In November 1917, the Navy advanced Balch to Pharmacist’s Mate Third Class.  He advanced again to PhM2 on 10 May 1918 and PhM1 on 17 May 1918.

During the Battle of Chatêau-Thierry, PhM1 Balch was wounded while serving on the line, but not sufficiently to keep him out of the war.  When the 6th Marines assaulted Belleau Wood, Balch was beside them in the ranks.  This fight lasted for three weeks.  Of the 2,400 men engaged in that battle, 1,300 were killed or wounded.  During the initial assault, Balch worked steadily for more than sixteen hours, continuously exposing himself to enemy fire while running to render medical aid to injured or dying Marines.

Later, during the Battle of the Somme-Py on 5 October, PhM1 Balch again displayed exceptional bravery by establishing an advanced aid station under heavy enemy artillery fire, for which he received the nation’s highest award, the MEDAL OF HONOR.


For gallantry and intrepidity at the risk of his life above and beyond the call of duty, with the 6th Regiment, U.S. Marines, in action at Vierzy, on 19 July 1918.  Balch unhesitatingly and fearlessly exposed himself to terrific machinegun and high-explosive fire to succor the wounded as they fell in the attack, leaving his dressing station voluntarily and keeping up the work all day and late into the night unceasingly for 16 hours.  Also, in the action at Somme-Py on 5 October 1918, he exhibited exceptional bravery in establishing an advanced dressing station under heavy shellfire.

Following World War I, PhM1 Balch accepted his honorable discharge from active service and traveled to Chicago, Illinois, to seek civilian employment.  On 19 August 1919, Rear Admiral Frederic D. Bassett, Jr. presented Balch with the Medal of Honor at a ceremony conducted at the YMCA, Chicago.

On 2 September 1942, John Henry Balch rejoined the U.S. Naval Reserve, received a commission as a Navy Lieutenant, and served in the United States, Australia, and the Philippines throughout World War II.  Commander Balch retired from the naval service on 1 June 1950.  He passed away on 15 October 1980 and laid to rest in Riverside National Cemetery, Riverside, California.

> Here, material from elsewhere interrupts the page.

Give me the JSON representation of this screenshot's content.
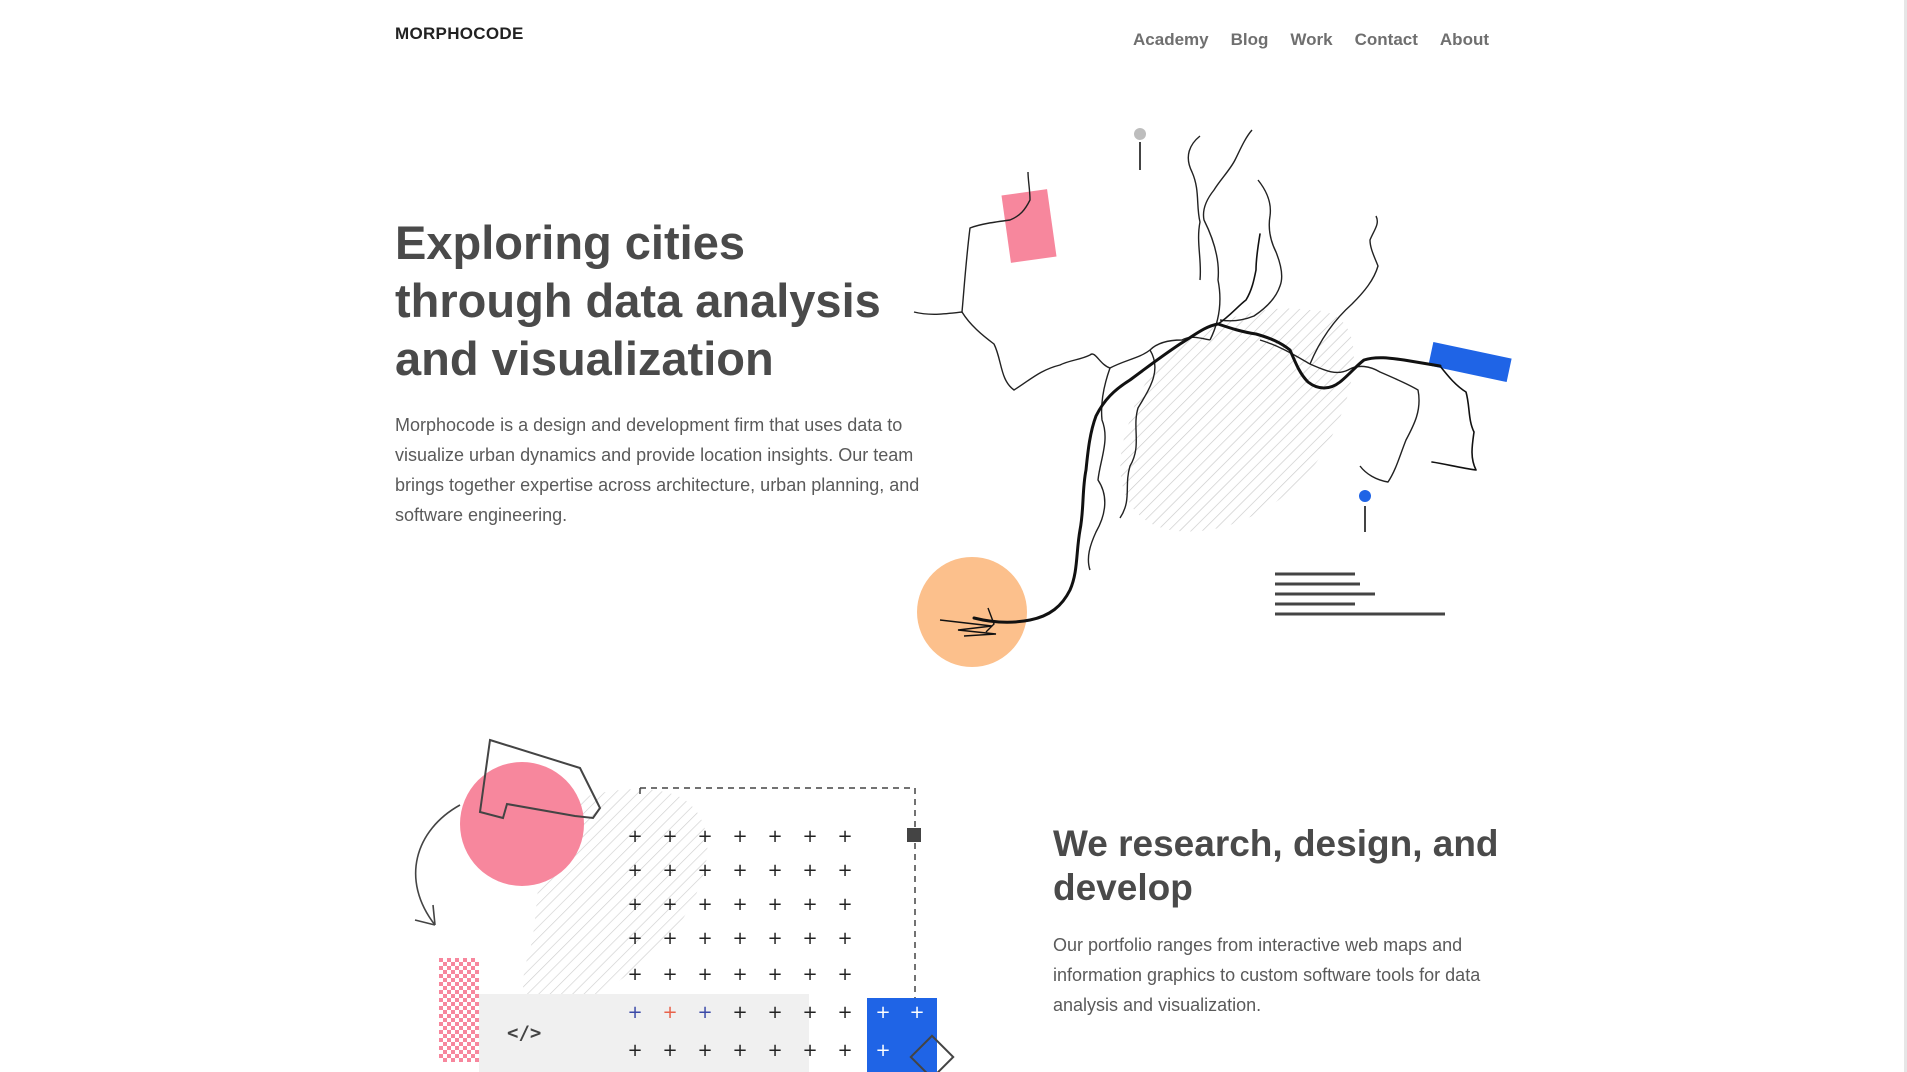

In addition to the Medal of Honor, Commander Balch was also the recipient of the Distinguished Service Cross, Silver Star Medal with two gold stars (indicating three awards), Purple Heart Medal, Navy Commendation Medal with Combat V Device, World War I Victory Medal, American Campaign Medal, Asiatic-Pacific Campaign Medal, World War II Victory Medal, French Croix de Guerre with Fourragère, Italian War Merit Cross, and the Portuguese War Cross.  Commander Balch’s wartime service in two world wars made him one of the U.S. Navy’s most highly decorated officers and the first U.S. Navy Corpsman to receive the Medal of Honor while serving with the U.S. Marines.